Owing to its gentle nature, Catnip is highly prized for use with children. It is one of the many members of the mint family and is calming and soothing. It also stimulates the body, settles the stomach and soothes the nerves. Perhaps the most popular use of Catnip is as an herbal tea consumed just before bedtime. It has a very long list of folk uses, which is understandable since it is often difficult to get a good night's sleep in today's fast paced world.
Catnip tea can be prepared by steeping 1 teaspoon in a cup of hot water. Allow to steep for five minutes and strain. Add honey or lemon to taste.
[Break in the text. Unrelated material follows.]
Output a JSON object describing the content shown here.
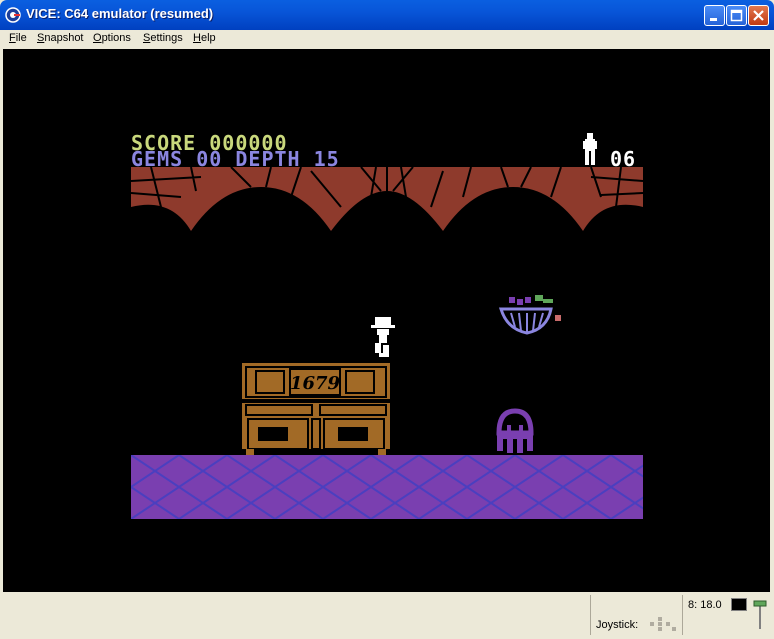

We also love it in tea blends mixed with other herbs.
Stomach Storm Soother Tea Makes 4 cups
2 teaspoon catnip
1 teaspoon fennel
1 teaspoon lemon balm
Pour 4 cups of hot (but not boiling since boiling water temps may destroy some of the helpful aspects of the herbs) water over the herb mixture and allow them to steep for 10 minutes. Strain the mixture. Sweeten lightly with honey, if desired.
Tid Bits You'll Want to Know:
Uses: Catnip has many uses internally and externally. We use it often in tea and tincture blends. It's mostly used for internal applications: teas, tinctures, capsules, food recipes, etc. Our two favorite uses are in teas and meals. It has a rather mild flavor so you hardly know it's there. Like many other bulk herbs, we add it to many dishes (salads, meat dishes, soups, stews, etc.) in small amounts for added nutrition and fiber without affecting the flavor. Catnip can be used to benefit men, women (including before, during or after pregnancy, and nursing) and children. It can be used as often as you would like.
Storage: The nutrients in Catnip are very sensitive to air and light exposure. It should be kept in an airtight container and stored in a dark, dry, and cool place. Refrigeration or freezing is great but not necessary.